Give back exactly the lines running from the line with "Serialize everything readable" to the end of the entries, and only those lines.

-.-.-

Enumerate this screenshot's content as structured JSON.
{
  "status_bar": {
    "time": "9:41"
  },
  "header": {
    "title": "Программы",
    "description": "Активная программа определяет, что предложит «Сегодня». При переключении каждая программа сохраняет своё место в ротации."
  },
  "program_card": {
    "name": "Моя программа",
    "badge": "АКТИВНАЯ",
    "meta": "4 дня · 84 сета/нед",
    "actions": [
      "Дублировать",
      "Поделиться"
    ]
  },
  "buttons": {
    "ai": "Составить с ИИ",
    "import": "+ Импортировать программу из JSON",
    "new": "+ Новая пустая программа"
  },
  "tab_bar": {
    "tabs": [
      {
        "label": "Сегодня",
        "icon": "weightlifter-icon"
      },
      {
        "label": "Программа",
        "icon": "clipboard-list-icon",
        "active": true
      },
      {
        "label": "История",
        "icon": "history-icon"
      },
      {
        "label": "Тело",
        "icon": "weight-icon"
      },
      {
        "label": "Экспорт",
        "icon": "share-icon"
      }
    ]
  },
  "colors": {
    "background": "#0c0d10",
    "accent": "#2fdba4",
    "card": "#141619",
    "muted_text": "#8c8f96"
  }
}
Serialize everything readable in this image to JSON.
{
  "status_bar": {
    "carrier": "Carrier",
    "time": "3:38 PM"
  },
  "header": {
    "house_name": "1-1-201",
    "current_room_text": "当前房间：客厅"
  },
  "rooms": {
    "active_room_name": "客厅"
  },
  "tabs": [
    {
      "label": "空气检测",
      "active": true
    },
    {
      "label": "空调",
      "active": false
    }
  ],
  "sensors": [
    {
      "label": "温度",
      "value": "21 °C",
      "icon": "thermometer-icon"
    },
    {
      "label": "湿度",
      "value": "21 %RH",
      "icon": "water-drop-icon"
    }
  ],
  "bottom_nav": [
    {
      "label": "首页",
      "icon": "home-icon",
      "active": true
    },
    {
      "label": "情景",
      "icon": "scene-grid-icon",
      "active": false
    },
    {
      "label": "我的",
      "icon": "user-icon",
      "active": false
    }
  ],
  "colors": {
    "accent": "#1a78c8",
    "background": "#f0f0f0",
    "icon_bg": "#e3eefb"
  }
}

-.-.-

■ Written response
Serialize everything readable in this image to JSON.
{
  "status_bar": {
    "carrier": "Carrier",
    "time": "3:38 PM"
  },
  "header": {
    "house_name": "1-1-201",
    "current_room_text": "当前房间：客厅"
  },
  "rooms": {
    "active_room_name": "客厅"
  },
  "tabs": [
    {
      "label": "空气检测",
      "active": true
    },
    {
      "label": "空调",
      "active": false
    }
  ],
  "sensors": [
    {
      "label": "温度",
      "value": "21 °C",
      "icon": "thermometer-icon"
    },
    {
      "label": "湿度",
      "value": "21 %RH",
      "icon": "water-drop-icon"
    }
  ],
  "bottom_nav": [
    {
      "label": "首页",
      "icon": "home-icon",
      "active": true
    },
    {
      "label": "情景",
      "icon": "scene-grid-icon",
      "active": false
    },
    {
      "label": "我的",
      "icon": "user-icon",
      "active": false
    }
  ],
  "colors": {
    "accent": "#1a78c8",
    "background": "#f0f0f0",
    "icon_bg": "#e3eefb"
  }
}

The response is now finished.